*Exercise brief:* Your response should consist of every record, exactly as given.

*Supplied material:*
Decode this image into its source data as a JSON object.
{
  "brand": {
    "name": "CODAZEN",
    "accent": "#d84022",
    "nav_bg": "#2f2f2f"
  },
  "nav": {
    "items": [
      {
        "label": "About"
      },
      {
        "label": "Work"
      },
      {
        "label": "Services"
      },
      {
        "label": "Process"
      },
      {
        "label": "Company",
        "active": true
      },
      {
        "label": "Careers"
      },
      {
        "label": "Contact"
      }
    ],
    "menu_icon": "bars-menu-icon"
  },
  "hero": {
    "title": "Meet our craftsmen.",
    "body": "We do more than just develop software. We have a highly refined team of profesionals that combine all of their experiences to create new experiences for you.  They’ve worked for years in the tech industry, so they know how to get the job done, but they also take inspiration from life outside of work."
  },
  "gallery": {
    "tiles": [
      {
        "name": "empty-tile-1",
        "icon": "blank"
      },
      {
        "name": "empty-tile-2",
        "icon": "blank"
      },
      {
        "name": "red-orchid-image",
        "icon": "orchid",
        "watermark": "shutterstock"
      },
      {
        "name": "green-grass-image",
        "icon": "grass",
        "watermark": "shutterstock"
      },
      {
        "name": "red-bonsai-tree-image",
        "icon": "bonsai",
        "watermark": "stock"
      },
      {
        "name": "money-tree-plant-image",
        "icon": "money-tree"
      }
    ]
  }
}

*Answer to the problem:*
Decode this image into its source data as a JSON object.
{
  "brand": {
    "name": "CODAZEN",
    "accent": "#d84022",
    "nav_bg": "#2f2f2f"
  },
  "nav": {
    "items": [
      {
        "label": "About"
      },
      {
        "label": "Work"
      },
      {
        "label": "Services"
      },
      {
        "label": "Process"
      },
      {
        "label": "Company",
        "active": true
      },
      {
        "label": "Careers"
      },
      {
        "label": "Contact"
      }
    ],
    "menu_icon": "bars-menu-icon"
  },
  "hero": {
    "title": "Meet our craftsmen.",
    "body": "We do more than just develop software. We have a highly refined team of profesionals that combine all of their experiences to create new experiences for you.  They’ve worked for years in the tech industry, so they know how to get the job done, but they also take inspiration from life outside of work."
  },
  "gallery": {
    "tiles": [
      {
        "name": "empty-tile-1",
        "icon": "blank"
      },
      {
        "name": "empty-tile-2",
        "icon": "blank"
      },
      {
        "name": "red-orchid-image",
        "icon": "orchid",
        "watermark": "shutterstock"
      },
      {
        "name": "green-grass-image",
        "icon": "grass",
        "watermark": "shutterstock"
      },
      {
        "name": "red-bonsai-tree-image",
        "icon": "bonsai",
        "watermark": "stock"
      },
      {
        "name": "money-tree-plant-image",
        "icon": "money-tree"
      }
    ]
  }
}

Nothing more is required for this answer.